Sherry Shahan’s Purple Daze takes place in 1965, but if you change a few names, it could almost be 2011.
The characters of Purple Daze speak for themselves, without any authorial intervention, through journal entries, poems, and letters. Shahan then interlaces their stories with the stories of the year itself: the assassination of Malcolm X, the Los Angeles race riots, another 50,000 American troops heading to Vietnam, and the Dr. Martin Luther King, Jr.-led march to Montgomery, Alabama.
The stories of our generation will be set against a similar backdrop: the attempted assassination of Representative Gabrielle Giffords, wars in Iraq and Afghanistan, and the LGBT community’s struggle for the right to marry.
Purple Daze is a powerful book on its own, but the haunting similarities between past and present events make it even more so.
Even aside from the larger issues this group of teens faces in the United States of 1965, they struggle with their relationships and friendships, school and family.
Ziggy wants nothing more than to settle down with her boyfriend Mickey and have a baby, but Mickey runs off to the Navy, in essence dumping her. In her depression, she drops out of school and starts using drugs.
Phil, one of Ziggy’s friends, gets drafted and sent to Vietnam, and his girlfriend Nancy stops writing him. Only his friend Cheryl, who writes to him and Mickey regularly, keeps him grounded and prevents him from getting lost in the physical and mental hell of the war he’s fighting.
Don wants nothing more than to have sex with Cheryl, but she doesn’t want to get pregnant, and she breaks up with him when he gives in and sleeps with another girl.
The use of poetry gives the reader a direct line to the characters’ emotions without exposition or excessive description. At the height of Ziggy’s depression, after she performs a coat hanger abortion on herself and ruins her relationship with her best friend, she writes simply:
My motel sign:
Those four words say more about her emotional and mental state than entire pages in most prose novels, and Purple Daze is full of moments like that, moments that bowl you over with their depth and simplicity.
It was truly difficult to watch relationships in the book fall apart, and incredibly uplifting to watch the characters patch them back together, or form new and better ones. For those used to narrative prose, it might be difficult to follow along with the characters’ sometimes scattered thoughts and disjointed musings, but the payoff is well worth the effort.

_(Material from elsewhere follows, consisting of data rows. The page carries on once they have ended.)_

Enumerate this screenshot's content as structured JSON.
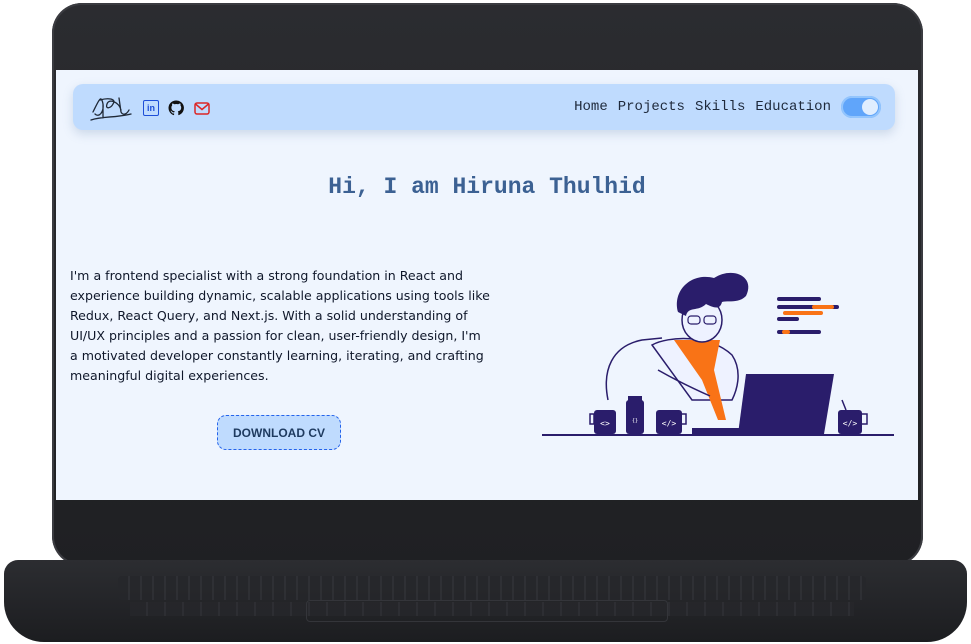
{
  "navbar": {
    "social": [
      "linkedin-icon",
      "github-icon",
      "mail-icon"
    ],
    "links": [
      "Home",
      "Projects",
      "Skills",
      "Education"
    ]
  },
  "hero": {
    "title": "Hi, I am Hiruna Thulhid",
    "intro": "I'm a frontend specialist with a strong foundation in React and experience building dynamic, scalable applications using tools like Redux, React Query, and Next.js. With a solid understanding of UI/UX principles and a passion for clean, user-friendly design, I'm a motivated developer constantly learning, iterating, and crafting meaningful digital experiences.",
    "cv_button": "DOWNLOAD CV"
  },
  "colors": {
    "background": "#eff5fe",
    "navbar": "#bfdbfe",
    "title": "#3c6193",
    "illustration_primary": "#2a1d6b",
    "illustration_accent": "#f97316"
  }
}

Kelly Lynn Thomas is a writer obsessed with storytelling, tea, and Star Wars. Her day job is newspaper editor, but fiction and travel writing are her first loves. Read more at http://kellylynnthomas.com.